TASK TO CARRY OUT -
Report back each line of the data that contains the word "Oral".

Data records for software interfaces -
▼

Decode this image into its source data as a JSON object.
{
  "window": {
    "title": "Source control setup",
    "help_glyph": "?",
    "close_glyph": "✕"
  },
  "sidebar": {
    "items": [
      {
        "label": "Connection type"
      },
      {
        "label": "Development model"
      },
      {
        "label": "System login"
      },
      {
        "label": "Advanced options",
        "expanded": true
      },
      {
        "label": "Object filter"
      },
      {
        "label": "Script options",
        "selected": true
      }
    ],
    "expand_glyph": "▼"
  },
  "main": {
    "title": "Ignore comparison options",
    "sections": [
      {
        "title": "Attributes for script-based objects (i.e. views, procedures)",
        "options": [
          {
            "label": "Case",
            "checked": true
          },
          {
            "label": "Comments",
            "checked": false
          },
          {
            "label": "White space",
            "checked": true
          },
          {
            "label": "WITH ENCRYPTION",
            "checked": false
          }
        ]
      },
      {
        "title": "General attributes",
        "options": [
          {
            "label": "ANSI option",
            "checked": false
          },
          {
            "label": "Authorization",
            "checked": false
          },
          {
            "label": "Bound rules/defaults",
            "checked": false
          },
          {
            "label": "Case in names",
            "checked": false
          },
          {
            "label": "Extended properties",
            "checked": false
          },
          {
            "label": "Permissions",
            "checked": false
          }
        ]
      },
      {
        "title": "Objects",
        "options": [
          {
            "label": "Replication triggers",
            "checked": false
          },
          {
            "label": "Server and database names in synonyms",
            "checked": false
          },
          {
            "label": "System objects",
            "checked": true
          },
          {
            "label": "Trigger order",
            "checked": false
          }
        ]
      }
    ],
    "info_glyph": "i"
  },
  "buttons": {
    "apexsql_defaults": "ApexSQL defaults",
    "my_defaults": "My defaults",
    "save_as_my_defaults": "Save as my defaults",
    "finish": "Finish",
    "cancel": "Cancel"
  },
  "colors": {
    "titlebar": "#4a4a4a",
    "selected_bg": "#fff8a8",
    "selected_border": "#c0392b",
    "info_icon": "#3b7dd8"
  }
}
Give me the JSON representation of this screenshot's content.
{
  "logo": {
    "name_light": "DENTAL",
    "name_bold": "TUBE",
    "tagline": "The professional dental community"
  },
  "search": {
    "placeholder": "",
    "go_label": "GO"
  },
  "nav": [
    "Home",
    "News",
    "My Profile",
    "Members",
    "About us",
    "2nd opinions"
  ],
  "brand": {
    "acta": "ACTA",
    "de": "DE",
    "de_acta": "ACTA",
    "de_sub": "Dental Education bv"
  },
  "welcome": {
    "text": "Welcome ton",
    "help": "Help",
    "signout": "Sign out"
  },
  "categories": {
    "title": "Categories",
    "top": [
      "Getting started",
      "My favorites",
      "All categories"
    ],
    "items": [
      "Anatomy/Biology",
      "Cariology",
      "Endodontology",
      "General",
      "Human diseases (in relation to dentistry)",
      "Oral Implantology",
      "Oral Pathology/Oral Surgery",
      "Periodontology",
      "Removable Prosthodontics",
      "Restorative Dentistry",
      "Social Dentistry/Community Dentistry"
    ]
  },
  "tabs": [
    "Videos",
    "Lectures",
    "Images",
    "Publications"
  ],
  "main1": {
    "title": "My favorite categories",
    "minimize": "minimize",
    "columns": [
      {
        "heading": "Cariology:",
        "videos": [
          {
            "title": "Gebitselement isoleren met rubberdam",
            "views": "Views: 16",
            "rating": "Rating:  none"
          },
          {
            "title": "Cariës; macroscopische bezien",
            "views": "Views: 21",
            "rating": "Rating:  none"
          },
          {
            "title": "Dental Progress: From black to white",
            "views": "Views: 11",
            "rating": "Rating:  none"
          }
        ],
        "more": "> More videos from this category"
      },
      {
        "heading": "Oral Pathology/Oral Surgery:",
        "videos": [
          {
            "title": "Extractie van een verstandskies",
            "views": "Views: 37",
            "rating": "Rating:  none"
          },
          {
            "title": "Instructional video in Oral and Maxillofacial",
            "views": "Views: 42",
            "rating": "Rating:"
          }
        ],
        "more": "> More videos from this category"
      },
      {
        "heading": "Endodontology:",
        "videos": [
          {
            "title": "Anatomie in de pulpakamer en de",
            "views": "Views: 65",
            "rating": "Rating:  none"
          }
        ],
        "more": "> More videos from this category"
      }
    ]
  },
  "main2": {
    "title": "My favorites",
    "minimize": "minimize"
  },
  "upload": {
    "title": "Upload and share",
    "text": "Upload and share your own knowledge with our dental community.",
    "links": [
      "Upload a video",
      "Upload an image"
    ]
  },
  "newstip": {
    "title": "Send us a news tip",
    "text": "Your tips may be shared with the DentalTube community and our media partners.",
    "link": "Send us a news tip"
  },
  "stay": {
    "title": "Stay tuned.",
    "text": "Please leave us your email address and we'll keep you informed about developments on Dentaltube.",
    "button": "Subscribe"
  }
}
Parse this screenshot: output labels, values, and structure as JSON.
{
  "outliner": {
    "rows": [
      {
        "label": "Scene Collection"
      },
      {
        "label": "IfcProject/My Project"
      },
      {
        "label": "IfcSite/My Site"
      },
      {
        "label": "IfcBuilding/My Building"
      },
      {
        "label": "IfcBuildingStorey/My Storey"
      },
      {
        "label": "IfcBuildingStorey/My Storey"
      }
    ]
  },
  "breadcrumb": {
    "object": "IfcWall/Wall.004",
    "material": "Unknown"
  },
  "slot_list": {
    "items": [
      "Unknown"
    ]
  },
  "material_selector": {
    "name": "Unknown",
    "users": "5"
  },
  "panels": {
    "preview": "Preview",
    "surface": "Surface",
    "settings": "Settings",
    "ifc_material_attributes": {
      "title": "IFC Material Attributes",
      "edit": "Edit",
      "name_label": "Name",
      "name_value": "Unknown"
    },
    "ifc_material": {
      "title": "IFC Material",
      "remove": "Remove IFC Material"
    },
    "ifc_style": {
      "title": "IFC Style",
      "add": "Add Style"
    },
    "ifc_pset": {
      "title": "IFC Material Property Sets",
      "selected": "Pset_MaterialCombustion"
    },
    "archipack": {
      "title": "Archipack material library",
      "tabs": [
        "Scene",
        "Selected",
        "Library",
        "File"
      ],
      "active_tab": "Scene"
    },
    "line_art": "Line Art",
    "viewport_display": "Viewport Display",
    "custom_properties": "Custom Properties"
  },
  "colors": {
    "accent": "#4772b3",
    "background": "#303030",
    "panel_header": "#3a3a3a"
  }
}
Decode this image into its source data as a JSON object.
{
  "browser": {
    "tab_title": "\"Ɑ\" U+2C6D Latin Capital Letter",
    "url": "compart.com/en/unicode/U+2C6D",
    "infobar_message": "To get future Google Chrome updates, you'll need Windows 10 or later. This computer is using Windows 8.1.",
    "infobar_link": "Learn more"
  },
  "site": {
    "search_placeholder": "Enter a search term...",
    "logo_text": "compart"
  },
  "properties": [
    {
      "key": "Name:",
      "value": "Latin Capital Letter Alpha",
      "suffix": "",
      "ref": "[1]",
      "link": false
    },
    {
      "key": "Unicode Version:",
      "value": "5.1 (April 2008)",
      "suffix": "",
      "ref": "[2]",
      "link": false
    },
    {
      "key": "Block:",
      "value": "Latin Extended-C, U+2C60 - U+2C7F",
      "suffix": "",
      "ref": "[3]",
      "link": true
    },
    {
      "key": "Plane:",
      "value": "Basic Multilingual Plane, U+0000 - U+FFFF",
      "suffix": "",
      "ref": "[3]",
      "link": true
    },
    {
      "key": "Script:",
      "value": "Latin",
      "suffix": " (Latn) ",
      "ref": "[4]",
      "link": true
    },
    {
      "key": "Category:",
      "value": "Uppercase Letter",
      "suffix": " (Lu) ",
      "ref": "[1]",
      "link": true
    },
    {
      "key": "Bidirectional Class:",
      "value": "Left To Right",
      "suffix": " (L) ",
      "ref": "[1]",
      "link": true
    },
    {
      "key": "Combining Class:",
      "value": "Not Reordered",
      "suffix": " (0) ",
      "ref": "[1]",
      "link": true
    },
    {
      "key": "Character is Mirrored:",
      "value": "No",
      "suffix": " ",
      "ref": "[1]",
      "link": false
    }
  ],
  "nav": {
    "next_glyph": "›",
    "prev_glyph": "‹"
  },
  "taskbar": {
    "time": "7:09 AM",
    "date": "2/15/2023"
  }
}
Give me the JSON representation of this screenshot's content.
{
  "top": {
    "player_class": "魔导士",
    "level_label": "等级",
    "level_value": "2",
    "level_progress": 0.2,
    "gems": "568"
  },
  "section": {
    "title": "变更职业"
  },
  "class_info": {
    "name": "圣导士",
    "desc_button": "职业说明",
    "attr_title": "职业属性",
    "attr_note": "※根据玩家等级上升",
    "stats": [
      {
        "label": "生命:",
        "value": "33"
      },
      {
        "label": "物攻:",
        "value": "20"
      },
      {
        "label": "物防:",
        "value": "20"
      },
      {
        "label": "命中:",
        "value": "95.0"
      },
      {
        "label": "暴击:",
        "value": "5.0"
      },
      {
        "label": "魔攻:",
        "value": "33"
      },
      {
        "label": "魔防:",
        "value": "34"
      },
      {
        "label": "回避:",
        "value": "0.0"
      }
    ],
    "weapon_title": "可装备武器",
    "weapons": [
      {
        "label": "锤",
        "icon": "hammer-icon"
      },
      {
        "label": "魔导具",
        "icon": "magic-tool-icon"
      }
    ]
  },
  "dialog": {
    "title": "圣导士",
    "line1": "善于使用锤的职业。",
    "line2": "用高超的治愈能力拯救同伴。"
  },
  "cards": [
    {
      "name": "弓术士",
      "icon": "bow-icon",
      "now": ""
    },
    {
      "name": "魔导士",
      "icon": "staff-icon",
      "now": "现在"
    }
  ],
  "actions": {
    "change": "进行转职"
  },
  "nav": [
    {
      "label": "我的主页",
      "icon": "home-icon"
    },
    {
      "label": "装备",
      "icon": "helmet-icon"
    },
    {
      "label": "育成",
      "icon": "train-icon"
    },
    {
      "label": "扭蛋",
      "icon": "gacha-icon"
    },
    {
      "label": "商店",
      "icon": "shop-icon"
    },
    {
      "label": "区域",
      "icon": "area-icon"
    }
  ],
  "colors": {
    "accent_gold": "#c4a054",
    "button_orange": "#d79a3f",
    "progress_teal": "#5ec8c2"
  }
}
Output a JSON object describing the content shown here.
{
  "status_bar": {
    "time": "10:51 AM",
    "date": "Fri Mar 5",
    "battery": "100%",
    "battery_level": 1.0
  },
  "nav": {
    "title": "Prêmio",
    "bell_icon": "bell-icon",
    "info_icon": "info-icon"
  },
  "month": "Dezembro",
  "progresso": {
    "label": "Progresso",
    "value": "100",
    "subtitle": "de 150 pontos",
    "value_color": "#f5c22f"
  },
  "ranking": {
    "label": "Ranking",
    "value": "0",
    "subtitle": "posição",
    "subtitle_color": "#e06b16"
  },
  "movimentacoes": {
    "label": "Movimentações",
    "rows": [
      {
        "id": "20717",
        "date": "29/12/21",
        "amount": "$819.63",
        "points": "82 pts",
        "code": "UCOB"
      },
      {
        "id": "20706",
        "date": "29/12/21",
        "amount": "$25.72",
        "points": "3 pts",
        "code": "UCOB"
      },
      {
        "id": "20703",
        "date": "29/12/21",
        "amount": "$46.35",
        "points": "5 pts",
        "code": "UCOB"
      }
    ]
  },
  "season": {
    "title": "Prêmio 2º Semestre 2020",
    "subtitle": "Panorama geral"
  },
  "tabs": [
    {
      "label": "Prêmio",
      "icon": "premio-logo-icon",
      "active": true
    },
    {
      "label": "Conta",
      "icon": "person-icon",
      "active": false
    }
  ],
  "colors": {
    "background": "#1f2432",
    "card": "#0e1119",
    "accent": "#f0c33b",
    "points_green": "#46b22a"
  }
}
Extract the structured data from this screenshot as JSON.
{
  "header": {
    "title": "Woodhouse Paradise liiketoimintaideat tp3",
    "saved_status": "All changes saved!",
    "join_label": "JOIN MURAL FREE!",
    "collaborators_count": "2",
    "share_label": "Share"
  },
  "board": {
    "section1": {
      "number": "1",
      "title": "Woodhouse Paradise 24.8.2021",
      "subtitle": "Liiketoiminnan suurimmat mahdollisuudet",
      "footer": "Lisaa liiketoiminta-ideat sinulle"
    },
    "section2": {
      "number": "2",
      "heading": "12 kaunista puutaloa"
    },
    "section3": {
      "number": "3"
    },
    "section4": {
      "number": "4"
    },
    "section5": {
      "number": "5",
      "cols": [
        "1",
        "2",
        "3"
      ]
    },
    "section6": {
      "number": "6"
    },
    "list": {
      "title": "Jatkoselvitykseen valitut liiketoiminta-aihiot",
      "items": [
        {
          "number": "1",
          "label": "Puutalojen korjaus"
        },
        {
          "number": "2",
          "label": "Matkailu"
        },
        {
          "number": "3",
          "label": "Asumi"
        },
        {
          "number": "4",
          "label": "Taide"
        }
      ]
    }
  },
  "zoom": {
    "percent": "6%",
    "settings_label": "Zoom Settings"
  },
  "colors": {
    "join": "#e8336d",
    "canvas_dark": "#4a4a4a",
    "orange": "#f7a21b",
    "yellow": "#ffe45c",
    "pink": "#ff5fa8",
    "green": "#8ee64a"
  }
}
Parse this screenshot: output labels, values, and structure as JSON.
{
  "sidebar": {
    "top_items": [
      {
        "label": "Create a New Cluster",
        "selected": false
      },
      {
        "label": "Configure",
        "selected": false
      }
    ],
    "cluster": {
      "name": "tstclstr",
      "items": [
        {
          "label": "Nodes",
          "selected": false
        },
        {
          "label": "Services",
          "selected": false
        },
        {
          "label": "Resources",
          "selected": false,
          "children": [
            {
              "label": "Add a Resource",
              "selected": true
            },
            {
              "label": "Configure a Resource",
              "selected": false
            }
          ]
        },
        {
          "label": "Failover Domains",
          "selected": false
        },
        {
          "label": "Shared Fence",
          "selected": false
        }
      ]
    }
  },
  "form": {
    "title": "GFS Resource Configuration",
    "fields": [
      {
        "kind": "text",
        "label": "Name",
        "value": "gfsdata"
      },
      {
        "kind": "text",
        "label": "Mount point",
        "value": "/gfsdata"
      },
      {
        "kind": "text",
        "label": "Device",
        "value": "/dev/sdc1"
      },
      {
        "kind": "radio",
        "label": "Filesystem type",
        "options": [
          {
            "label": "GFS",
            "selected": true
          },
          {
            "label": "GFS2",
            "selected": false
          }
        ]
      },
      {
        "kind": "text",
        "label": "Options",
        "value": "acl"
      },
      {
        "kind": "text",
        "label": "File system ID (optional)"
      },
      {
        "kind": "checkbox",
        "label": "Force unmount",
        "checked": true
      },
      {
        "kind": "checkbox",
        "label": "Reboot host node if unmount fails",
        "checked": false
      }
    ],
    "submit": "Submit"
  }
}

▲

COMPLETED EXERCISE -
      "Oral Implantology",
      "Oral Pathology/Oral Surgery",
        "heading": "Oral Pathology/Oral Surgery:",
            "title": "Instructional video in Oral and Maxillofacial",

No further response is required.